WHAT YOU NEED TO DO:
Give the data below again exactly as written, but without the pictures.

Interface dataset entries:
- Opening Delimiter -

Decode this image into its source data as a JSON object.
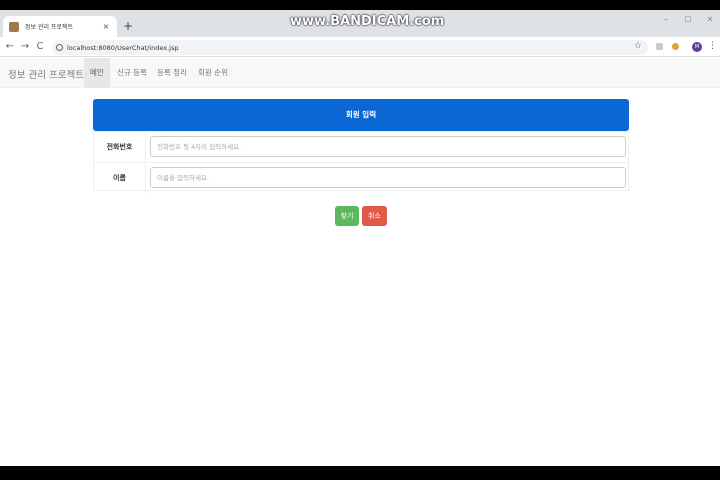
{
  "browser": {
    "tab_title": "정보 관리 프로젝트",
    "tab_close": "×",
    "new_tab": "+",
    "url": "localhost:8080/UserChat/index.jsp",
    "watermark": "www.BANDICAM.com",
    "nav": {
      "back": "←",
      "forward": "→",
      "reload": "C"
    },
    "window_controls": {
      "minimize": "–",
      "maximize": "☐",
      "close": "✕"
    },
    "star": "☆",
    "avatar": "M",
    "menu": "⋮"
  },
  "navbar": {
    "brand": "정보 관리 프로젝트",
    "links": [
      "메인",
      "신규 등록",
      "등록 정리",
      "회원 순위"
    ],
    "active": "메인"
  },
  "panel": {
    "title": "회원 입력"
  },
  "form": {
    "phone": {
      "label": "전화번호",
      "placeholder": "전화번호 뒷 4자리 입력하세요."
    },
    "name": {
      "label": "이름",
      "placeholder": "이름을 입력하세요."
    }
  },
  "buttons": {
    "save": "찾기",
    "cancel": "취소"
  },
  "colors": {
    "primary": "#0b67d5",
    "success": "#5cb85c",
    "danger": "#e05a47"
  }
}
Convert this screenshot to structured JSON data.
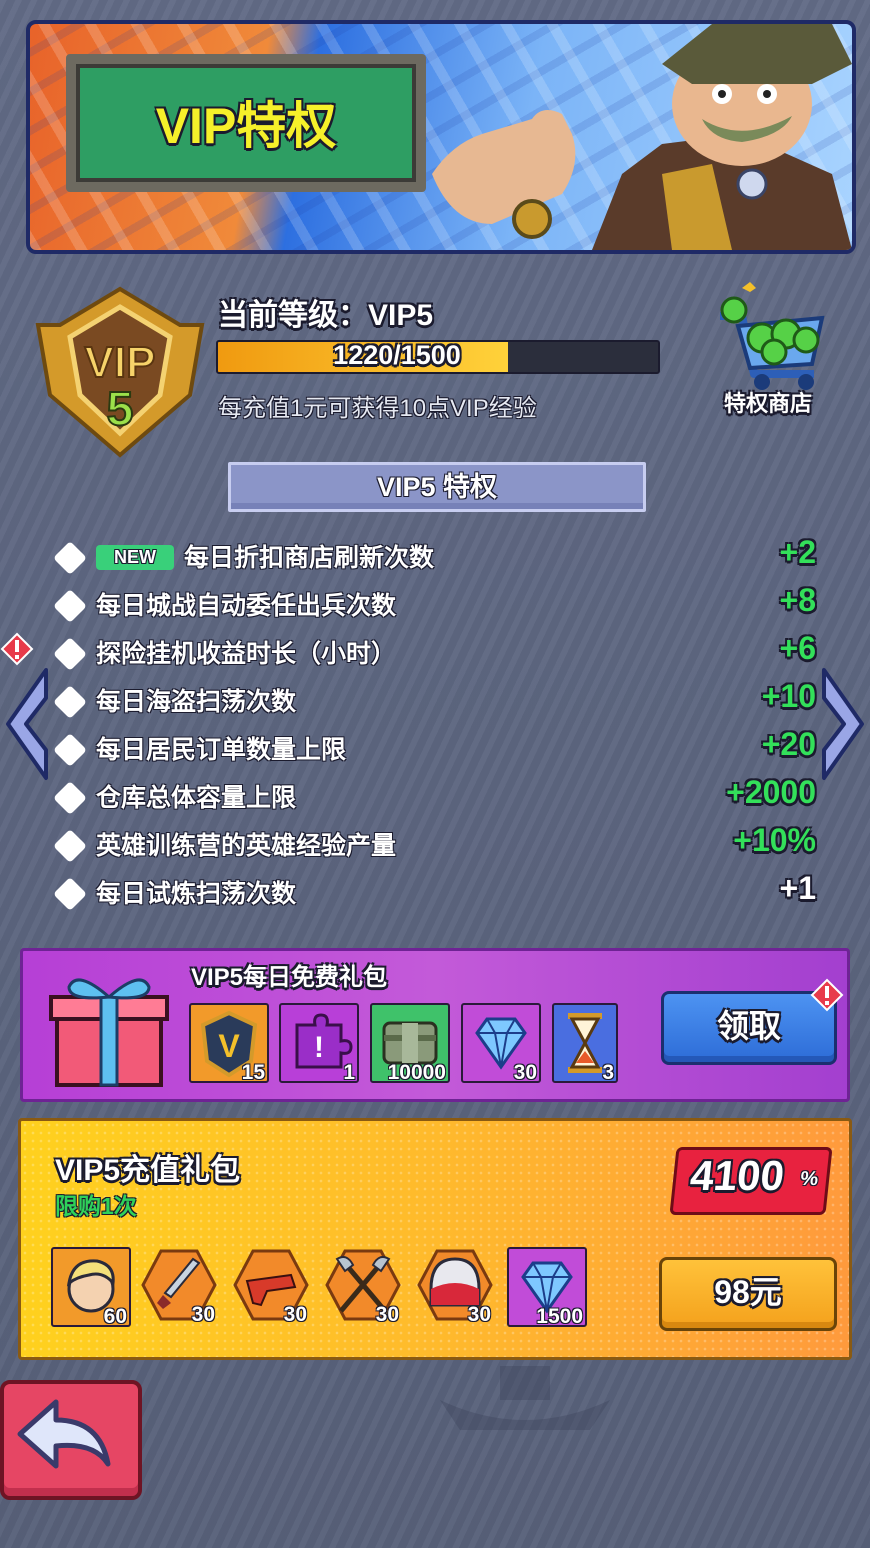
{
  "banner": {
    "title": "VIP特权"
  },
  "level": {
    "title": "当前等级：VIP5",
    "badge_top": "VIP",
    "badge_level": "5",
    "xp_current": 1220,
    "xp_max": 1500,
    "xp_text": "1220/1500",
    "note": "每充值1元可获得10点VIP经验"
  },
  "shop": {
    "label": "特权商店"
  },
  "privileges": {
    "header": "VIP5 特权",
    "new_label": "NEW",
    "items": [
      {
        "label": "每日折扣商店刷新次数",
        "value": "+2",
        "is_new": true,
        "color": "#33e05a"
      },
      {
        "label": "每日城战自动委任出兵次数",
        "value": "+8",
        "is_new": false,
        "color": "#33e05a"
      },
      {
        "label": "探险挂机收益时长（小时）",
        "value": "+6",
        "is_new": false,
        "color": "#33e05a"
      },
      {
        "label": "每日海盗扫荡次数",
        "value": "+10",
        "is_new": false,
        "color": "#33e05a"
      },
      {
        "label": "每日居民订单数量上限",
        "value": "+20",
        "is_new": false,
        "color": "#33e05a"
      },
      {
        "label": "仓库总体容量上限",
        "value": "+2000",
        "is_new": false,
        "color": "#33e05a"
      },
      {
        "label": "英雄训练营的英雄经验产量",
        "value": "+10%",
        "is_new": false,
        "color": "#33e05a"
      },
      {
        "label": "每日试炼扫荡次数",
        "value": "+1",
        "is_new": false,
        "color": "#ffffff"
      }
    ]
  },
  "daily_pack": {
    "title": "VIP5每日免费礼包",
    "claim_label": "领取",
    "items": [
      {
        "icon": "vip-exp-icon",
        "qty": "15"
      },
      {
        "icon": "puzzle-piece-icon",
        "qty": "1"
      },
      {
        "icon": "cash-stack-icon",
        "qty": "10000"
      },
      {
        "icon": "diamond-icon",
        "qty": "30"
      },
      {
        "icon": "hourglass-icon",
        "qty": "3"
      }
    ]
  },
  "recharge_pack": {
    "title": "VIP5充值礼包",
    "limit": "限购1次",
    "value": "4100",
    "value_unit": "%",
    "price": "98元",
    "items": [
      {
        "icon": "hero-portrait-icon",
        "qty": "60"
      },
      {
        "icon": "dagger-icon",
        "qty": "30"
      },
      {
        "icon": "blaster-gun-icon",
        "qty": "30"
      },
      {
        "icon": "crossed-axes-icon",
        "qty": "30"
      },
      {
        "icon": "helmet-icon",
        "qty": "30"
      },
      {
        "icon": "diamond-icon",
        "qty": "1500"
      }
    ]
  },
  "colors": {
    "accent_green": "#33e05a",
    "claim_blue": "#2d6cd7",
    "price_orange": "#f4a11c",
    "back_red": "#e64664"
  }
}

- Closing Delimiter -

COMPLETED EXERCISE:
Decode this image into its source data as a JSON object.
{
  "browser": {
    "tab_title": "정보 관리 프로젝트",
    "tab_close": "×",
    "new_tab": "+",
    "url": "localhost:8080/UserChat/index.jsp",
    "watermark": "www.BANDICAM.com",
    "nav": {
      "back": "←",
      "forward": "→",
      "reload": "C"
    },
    "window_controls": {
      "minimize": "–",
      "maximize": "☐",
      "close": "✕"
    },
    "star": "☆",
    "avatar": "M",
    "menu": "⋮"
  },
  "navbar": {
    "brand": "정보 관리 프로젝트",
    "links": [
      "메인",
      "신규 등록",
      "등록 정리",
      "회원 순위"
    ],
    "active": "메인"
  },
  "panel": {
    "title": "회원 입력"
  },
  "form": {
    "phone": {
      "label": "전화번호",
      "placeholder": "전화번호 뒷 4자리 입력하세요."
    },
    "name": {
      "label": "이름",
      "placeholder": "이름을 입력하세요."
    }
  },
  "buttons": {
    "save": "찾기",
    "cancel": "취소"
  },
  "colors": {
    "primary": "#0b67d5",
    "success": "#5cb85c",
    "danger": "#e05a47"
  }
}
Convert this screenshot to structured JSON data.
{
  "banner": {
    "title": "VIP特权"
  },
  "level": {
    "title": "当前等级：VIP5",
    "badge_top": "VIP",
    "badge_level": "5",
    "xp_current": 1220,
    "xp_max": 1500,
    "xp_text": "1220/1500",
    "note": "每充值1元可获得10点VIP经验"
  },
  "shop": {
    "label": "特权商店"
  },
  "privileges": {
    "header": "VIP5 特权",
    "new_label": "NEW",
    "items": [
      {
        "label": "每日折扣商店刷新次数",
        "value": "+2",
        "is_new": true,
        "color": "#33e05a"
      },
      {
        "label": "每日城战自动委任出兵次数",
        "value": "+8",
        "is_new": false,
        "color": "#33e05a"
      },
      {
        "label": "探险挂机收益时长（小时）",
        "value": "+6",
        "is_new": false,
        "color": "#33e05a"
      },
      {
        "label": "每日海盗扫荡次数",
        "value": "+10",
        "is_new": false,
        "color": "#33e05a"
      },
      {
        "label": "每日居民订单数量上限",
        "value": "+20",
        "is_new": false,
        "color": "#33e05a"
      },
      {
        "label": "仓库总体容量上限",
        "value": "+2000",
        "is_new": false,
        "color": "#33e05a"
      },
      {
        "label": "英雄训练营的英雄经验产量",
        "value": "+10%",
        "is_new": false,
        "color": "#33e05a"
      },
      {
        "label": "每日试炼扫荡次数",
        "value": "+1",
        "is_new": false,
        "color": "#ffffff"
      }
    ]
  },
  "daily_pack": {
    "title": "VIP5每日免费礼包",
    "claim_label": "领取",
    "items": [
      {
        "icon": "vip-exp-icon",
        "qty": "15"
      },
      {
        "icon": "puzzle-piece-icon",
        "qty": "1"
      },
      {
        "icon": "cash-stack-icon",
        "qty": "10000"
      },
      {
        "icon": "diamond-icon",
        "qty": "30"
      },
      {
        "icon": "hourglass-icon",
        "qty": "3"
      }
    ]
  },
  "recharge_pack": {
    "title": "VIP5充值礼包",
    "limit": "限购1次",
    "value": "4100",
    "value_unit": "%",
    "price": "98元",
    "items": [
      {
        "icon": "hero-portrait-icon",
        "qty": "60"
      },
      {
        "icon": "dagger-icon",
        "qty": "30"
      },
      {
        "icon": "blaster-gun-icon",
        "qty": "30"
      },
      {
        "icon": "crossed-axes-icon",
        "qty": "30"
      },
      {
        "icon": "helmet-icon",
        "qty": "30"
      },
      {
        "icon": "diamond-icon",
        "qty": "1500"
      }
    ]
  },
  "colors": {
    "accent_green": "#33e05a",
    "claim_blue": "#2d6cd7",
    "price_orange": "#f4a11c",
    "back_red": "#e64664"
  }
}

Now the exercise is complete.